Voters get final say on Twinsburg tax hike, may limit city's ability to tax without vote

Issue on property tax also will appear on fall ballot

April Helms
Kent Weeklies
Mary Papa, far left, and Sue Clark, far right, helped collect more than 1,000 signatures for two ballot initiatives.
  • Voters get final say in 4.9-mill tax levy passed by city council
  • Charter issue could lower millage council could approve to 2 mills
  • More than 1,000 signatures collected for both issues

TWINSBURG – Voters will get to decide the fate of a proposed charter amendment and a property tax levy this fall after resident organizers gathered hundreds of signatures on a pair of petitions to put measures on the Nov. 3 ballot.

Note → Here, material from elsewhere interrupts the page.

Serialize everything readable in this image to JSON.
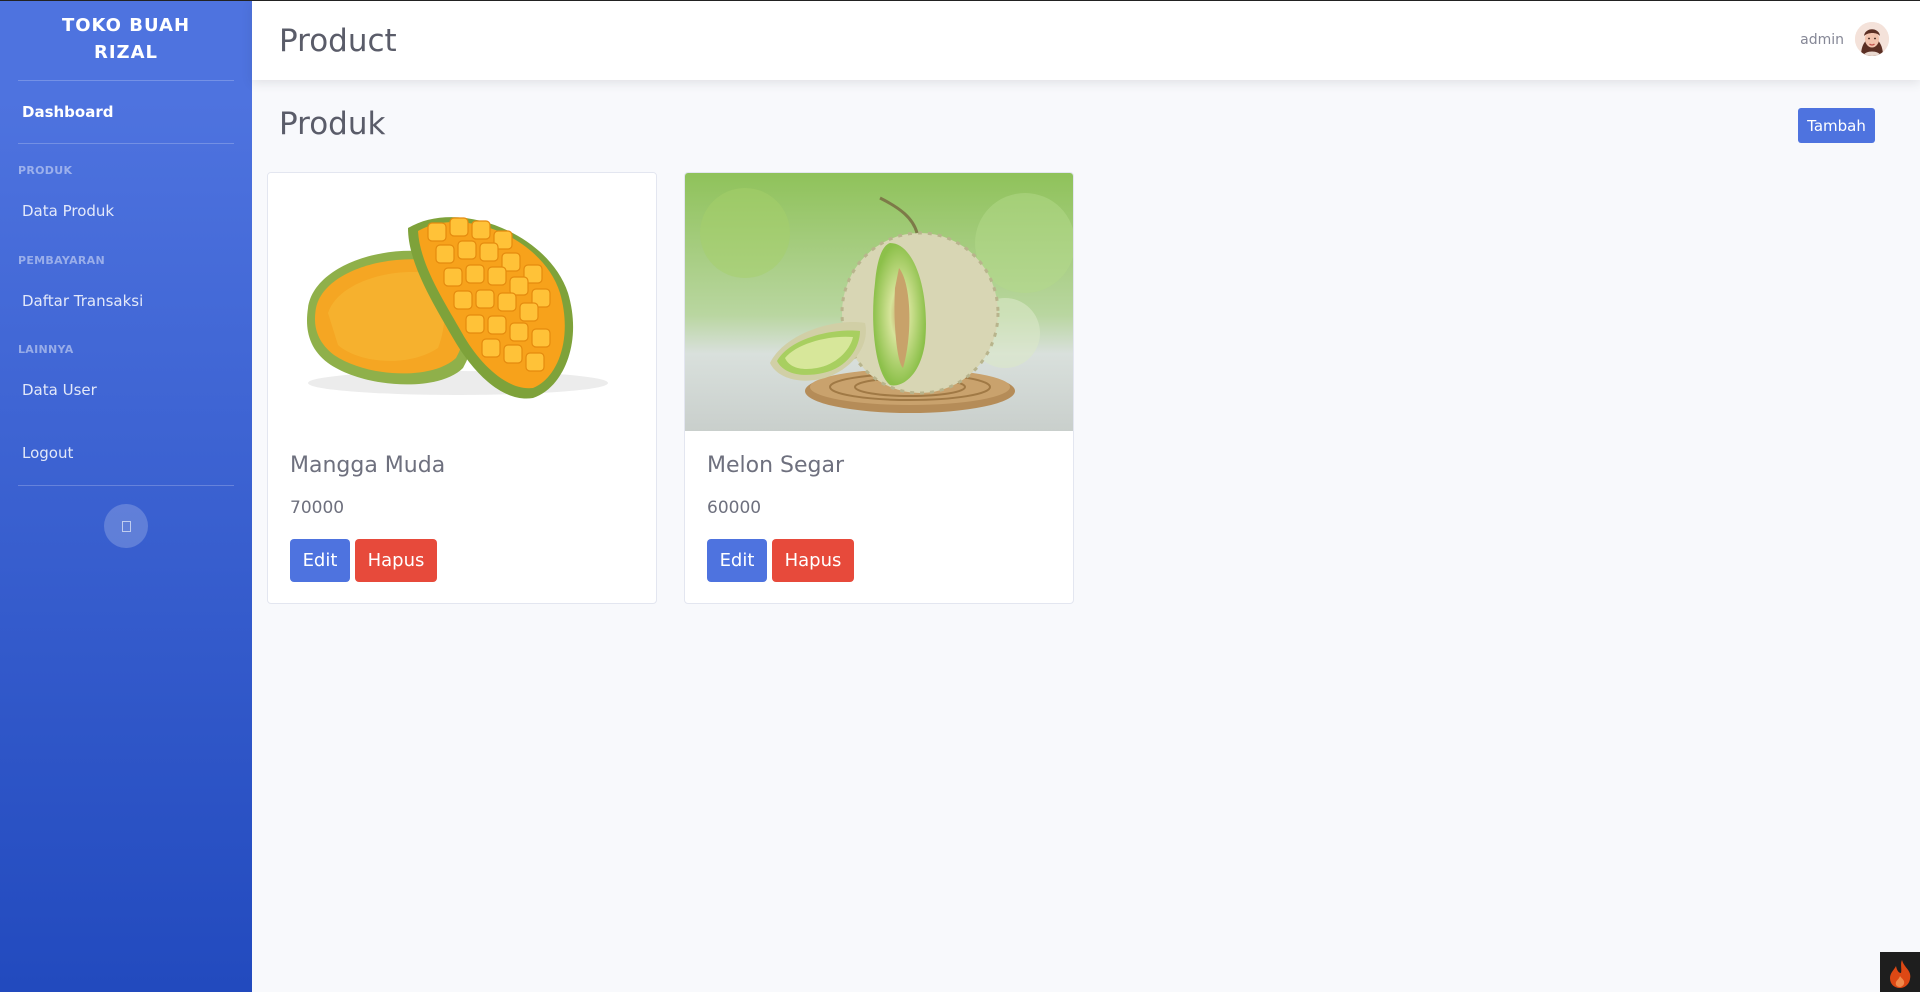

The 4.9-mill tax levy at issue was authorized by Twinsburg City Council July 14 under its authority to levy up to 7 mills of property tax without voter approval. The charter issue, if passed by voters, would lower the millage that council could approve without voter approval from 7 mills to 2 mills.

The charter supersedes Ohio law, which allows communities to levy up to 10 so-called "inside" mills.

Twinsburg resident Sue Clark, who is chairing the effort, said that petitioners collected 1,065 signatures per issue, exceeding the 830 valid signatures required. Twinsburg City Council approved the language for the charter amendment Tuesday night. The referendum on the 4.9-mill levy also is expected to be on the general election ballot.

The July 14 legislation imposing the 4.9-mill tax increase calls for the millage to rise by 2.4 mills in 2021 and an additional 2.5 mills in 2022. Of the total, 1.4 mills would go for police and fire pensions, 1 mill for police and fire capital improvements and 2.5 mills for general fund operations of the police, fire and service departments.

Twinsburg’s current charter/inside millage is 0.3 for the police pension fund and 0.3 for the fire pension fund, or 0.6 total, which is the city’s only charter/inside millage. There also is a voter-approved 1.31 mills on the books for a parks bond issue.

Council was split 4-3 on the 4.9-mill tax increase, with Bill Furey, Scott Barr, Greg Bellan and Jo-Ann McFearin voting in favor, and Sam Scaffide, Maureen Stauffer and Daisy Walker voting against it.

Resident Michael Turle, who helped collect signatures, said this was “truly a historic moment” for the city.

“We would like to thank the many more residents who reached out to us, who were unable to make it to one of our signature opportunities that still wanted to sign and invited us to their homes,” Turle said. “We want to thank the numerous HOAs that reached out to us, inviting us to their cul-de-sacs, their garages, their sidewalks, providing us with locations and opportunities for our signature drive.”

Turle said that the charter change allowing council to impose up to 7 mills of non-voted taxes was placed on the charter in 1973, and it was intended to protect the city in case of an emergency.

Mayor Ted Yates said that the city has operated with revenue from inside millage that supported all general fund operations up until 1996, when former mayor James Karabec "gave up 4.9 mills to help a school levy pass.”

“Our inside millage has fluctuated from 4.2-5.7 mills prior to 1996.” Yates added.

According to Councilman Scott Barr, the 4.9 inside mills would restore taxation which was removed from property owners’ tax duplicates in 1997.

Finance Director Sarah Buccigross said previously the 4.9-mill increase means that for a $250,000 home, a resident would pay about $122.50 more in real estate taxes in 2021 and another $192.50 more in 2022 for a total increase of $315.

The 4.9-mill hike would generate about $3.2 million a year.

With 1 mill for parkland debt coming off the books in 2021 and another 0.3-mill in parkland debt coming off in 2022, the actual hike for property owners would be 1.4 mills in 2021 and 2.2 mills in 2022, or a total increase of 3.6 mills, according to information from the city.

Reporter April Helms can be reached at